“Would it be a mistake for Republicans to go into some serious, serious investigations instead of coming up with the ideas you’re talking about?” asked Karl.
“No, they have to be in charge,” Ryan backed off, adding that he felt there should be some accountability to Hunter Biden and the other investigations.
“I’m a big Article 1 guy,” he continued. “It means that I believe very strongly that the government’s legislature exercises thorough oversight of the executive branch to hold it accountable.”
But he still believes Republicans need to advance an agenda to address the problems Americans face every day.
“Can you chew gum and walk at the same time?” said Ryan. Conduct investigations, oversee hearings, hold executive branch accountable, and offer new ideas and solutions to our problems? Yes. That is what Congress is supposed to do.”
“I think there are important issues in our culture that need to be negotiated and we need to uphold our country’s principles, but it’s not enough to just be really good at Twitter and survive in the entertainment wing of our party,” Ryan added added. “You have to offer a country solutions.”
Ryan once again charts his path forward for GOP
Ryan left office in 2019 after spending 20 years in Congress, four of which were as Speaker of the House of Representatives, serving under both a Democratic and Republican president. But he said he’s not done finding solutions to America’s problems. He has a new book out, “American Renewal: A Conservative Plan to Strengthen the Social Contract and Save the Country’s Finances.”
“In this book, we offer very detailed solutions to the big problems America is facing,” Ryan said. One of his main concerns, he said, is what he called the unsustainable debt path America is on. He said his book offers “a conservative plan to help this country meet its tremendous challenges.”
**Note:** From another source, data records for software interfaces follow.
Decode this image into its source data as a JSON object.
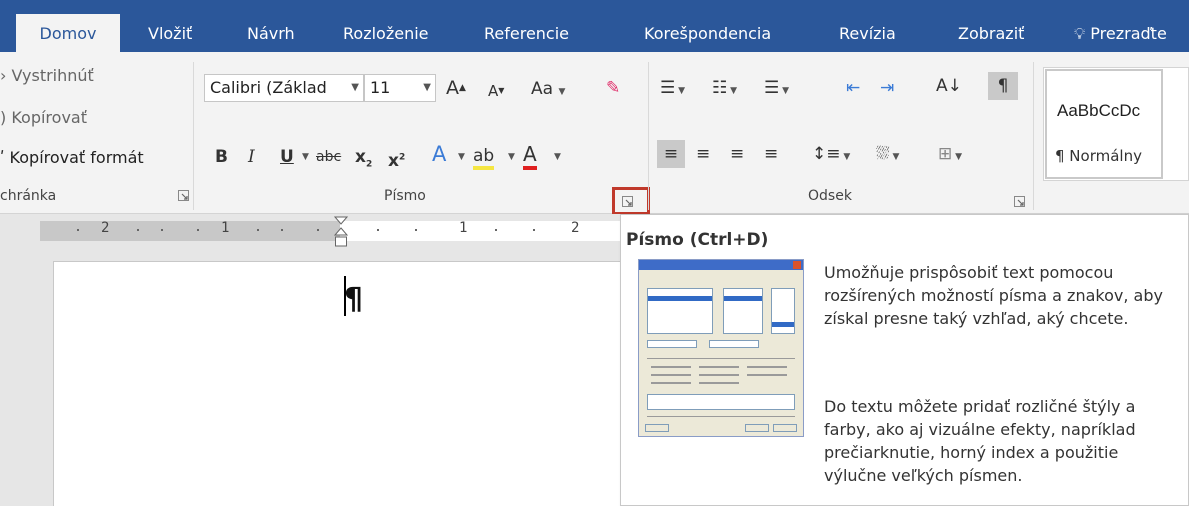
{
  "tabs": [
    {
      "label": "Domov",
      "active": true
    },
    {
      "label": "Vložiť"
    },
    {
      "label": "Návrh"
    },
    {
      "label": "Rozloženie"
    },
    {
      "label": "Referencie"
    },
    {
      "label": "Korešpondencia"
    },
    {
      "label": "Revízia"
    },
    {
      "label": "Zobraziť"
    },
    {
      "label": "Prezraďte"
    }
  ],
  "clipboard": {
    "cut": "Vystrihnúť",
    "copy": "Kopírovať",
    "format_painter": "Kopírovať formát",
    "group_label": "chránka"
  },
  "font_group": {
    "font_name": "Calibri (Základ",
    "font_size": "11",
    "change_case": "Aa",
    "group_label": "Písmo"
  },
  "paragraph_group": {
    "group_label": "Odsek"
  },
  "styles": {
    "sample": "AaBbCcDc",
    "name": "¶ Normálny"
  },
  "ruler": {
    "numbers": [
      "2",
      "1",
      "1",
      "2"
    ]
  },
  "document": {
    "pilcrow": "¶"
  },
  "tooltip": {
    "title": "Písmo (Ctrl+D)",
    "paragraph1": "Umožňuje prispôsobiť text pomocou rozšírených možností písma a znakov, aby získal presne taký vzhľad, aký chcete.",
    "paragraph2": "Do textu môžete pridať rozličné štýly a farby, ako aj vizuálne efekty, napríklad prečiarknutie, horný index a použitie výlučne veľkých písmen."
  },
  "colors": {
    "ribbon_blue": "#2b579a",
    "highlight_red": "#c0392b",
    "font_color_red": "#e02020"
  }
}
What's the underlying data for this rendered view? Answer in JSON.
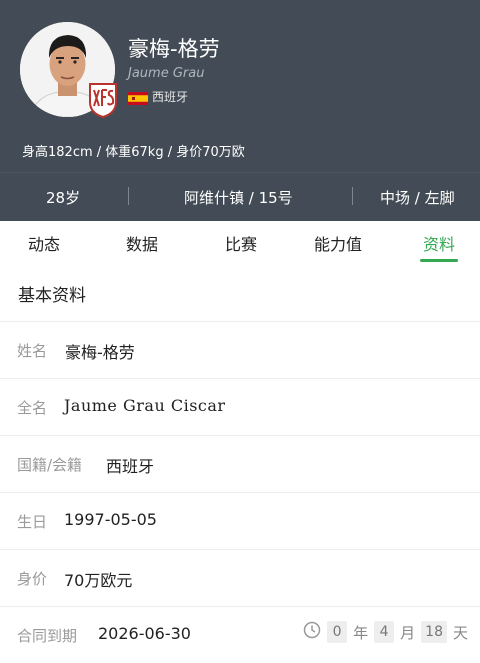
{
  "player": {
    "name": "豪梅-格劳",
    "name_en": "Jaume Grau",
    "nation": "西班牙",
    "body_info": "身高182cm / 体重67kg / 身价70万欧"
  },
  "stats": {
    "age": "28岁",
    "club": "阿维什镇 / 15号",
    "position": "中场 / 左脚"
  },
  "tabs": [
    {
      "label": "动态"
    },
    {
      "label": "数据"
    },
    {
      "label": "比赛"
    },
    {
      "label": "能力值"
    },
    {
      "label": "资料"
    }
  ],
  "active_tab": "资料",
  "section_title": "基本资料",
  "details": [
    {
      "label": "姓名",
      "value": "豪梅-格劳"
    },
    {
      "label": "全名",
      "value": "Jaume Grau Ciscar"
    },
    {
      "label": "国籍/会籍",
      "value": "西班牙"
    },
    {
      "label": "生日",
      "value": "1997-05-05"
    },
    {
      "label": "身价",
      "value": "70万欧元"
    },
    {
      "label": "合同到期",
      "value": "2026-06-30"
    }
  ],
  "countdown": {
    "years": "0",
    "years_unit": "年",
    "months": "4",
    "months_unit": "月",
    "days": "18",
    "days_unit": "天"
  },
  "colors": {
    "header_bg": "#434c56",
    "accent": "#34a853",
    "flag_red": "#c60b1e",
    "flag_yellow": "#ffc400"
  },
  "icons": [
    "avatar",
    "club-badge-icon",
    "spain-flag-icon",
    "clock-icon"
  ]
}
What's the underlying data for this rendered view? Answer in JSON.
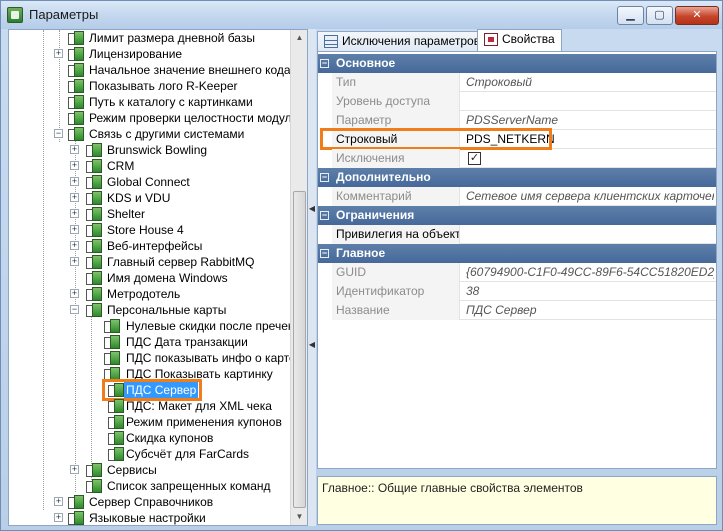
{
  "window": {
    "title": "Параметры",
    "min_glyph": "▁",
    "max_glyph": "▢",
    "close_glyph": "✕"
  },
  "tree": {
    "items": [
      {
        "label": "Лимит размера дневной базы"
      },
      {
        "label": "Лицензирование"
      },
      {
        "label": "Начальное значение внешнего кода"
      },
      {
        "label": "Показывать лого R-Keeper"
      },
      {
        "label": "Путь к каталогу с картинками"
      },
      {
        "label": "Режим проверки целостности модулей"
      },
      {
        "label": "Связь с другими системами"
      },
      {
        "label": "Brunswick Bowling"
      },
      {
        "label": "CRM"
      },
      {
        "label": "Global Connect"
      },
      {
        "label": "KDS и VDU"
      },
      {
        "label": "Shelter"
      },
      {
        "label": "Store House 4"
      },
      {
        "label": "Веб-интерфейсы"
      },
      {
        "label": "Главный сервер RabbitMQ"
      },
      {
        "label": "Имя домена Windows"
      },
      {
        "label": "Метродотель"
      },
      {
        "label": "Персональные карты"
      },
      {
        "label": "Нулевые скидки после пречека"
      },
      {
        "label": "ПДС Дата транзакции"
      },
      {
        "label": "ПДС показывать инфо о карте"
      },
      {
        "label": "ПДС Показывать картинку"
      },
      {
        "label": "ПДС Сервер"
      },
      {
        "label": "ПДС: Макет для XML чека"
      },
      {
        "label": "Режим применения купонов"
      },
      {
        "label": "Скидка купонов"
      },
      {
        "label": "Субсчёт для FarCards"
      },
      {
        "label": "Сервисы"
      },
      {
        "label": "Список запрещенных команд"
      },
      {
        "label": "Сервер Справочников"
      },
      {
        "label": "Языковые настройки"
      }
    ],
    "plus": "+",
    "minus": "−"
  },
  "tabs": [
    {
      "label": "Исключения параметров",
      "icon": "grid-icon"
    },
    {
      "label": "Свойства",
      "icon": "properties-icon"
    }
  ],
  "property_grid": {
    "categories": [
      {
        "label": "Основное",
        "rows": [
          {
            "name": "Тип",
            "value": "Строковый"
          },
          {
            "name": "Уровень доступа",
            "value": ""
          },
          {
            "name": "Параметр",
            "value": "PDSServerName"
          },
          {
            "name": "Строковый",
            "value": "PDS_NETKERN"
          },
          {
            "name": "Исключения",
            "value": "✓"
          }
        ]
      },
      {
        "label": "Дополнительно",
        "rows": [
          {
            "name": "Комментарий",
            "value": "Сетевое имя сервера клиентских карточек"
          }
        ]
      },
      {
        "label": "Ограничения",
        "rows": [
          {
            "name": "Привилегия на объект",
            "value": ""
          }
        ]
      },
      {
        "label": "Главное",
        "rows": [
          {
            "name": "GUID",
            "value": "{60794900-C1F0-49CC-89F6-54CC51820ED2}"
          },
          {
            "name": "Идентификатор",
            "value": "38"
          },
          {
            "name": "Название",
            "value": "ПДС Сервер"
          }
        ]
      }
    ],
    "collapse_glyph": "−"
  },
  "description": "Главное:: Общие главные свойства элементов",
  "colors": {
    "highlight": "#f07d1a",
    "category_header": "#47699a",
    "selection": "#3399ff"
  }
}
Ryan acknowledged that Americans want health and pension security, but he believes current programs are unsustainable in the 21st century.
“The Medicare trust fund is going bankrupt this decade,” Ryan said. “Social Security Trust Fund going bankrupt in 2032.”
But Ryan, the self-proclaimed optimist, believes these problems are solvable.
“There are changes you can make to the Social Security system today [guarantees] People who rely on this program will always have these benefits,” he said. “We need to reform these programs so that you and I and the next generation down actually have something. That’s the kind of conversation I think we need to take our debate to in our federal, national politics, and I think we can because America has always gotten it right at the end of the process.
Praise for Pelosi’s legacy
When asked if current House Speaker Nancy Pelosi is stepping down from her leadership role, Ryan praised her and her legacy.
“Obviously, she and I don’t usually agree, but first speaker — a career to be proud of,” Ryan said. “She broke a glass ceiling and there’s a lot to be proud of.”
Addressing the attack on the speaker’s husband, Paul Pelosi, he called it “terrible” and said he had given it a lot of thought.
Nancy Pelosi cited one reason for her resignation as being to spend more time with her family, which Ryan understood. He himself retired from political office to spend more time with his family. Today he teaches economics at the University of Notre Dame, has a poverty foundation and works at the American Enterprise Institute, a centre-right think tank.
Return to politics?
“You talked about the direction of the party and the direction of the country. Will we ever see you in politics again?” Karl asked.
“I like doing it the way I’m doing it now,” Ryan said.
When asked if he would run for president in 2024, Ryan said, “No, I mean, I’m definitely not running in 2024. I really don’t have any personal presidential ambition, so I just don’t see myself in it.”
“Okay, so we can take that as maybe,” Karl joked.
“No,” Ryan said, laughing. “I do not think so.”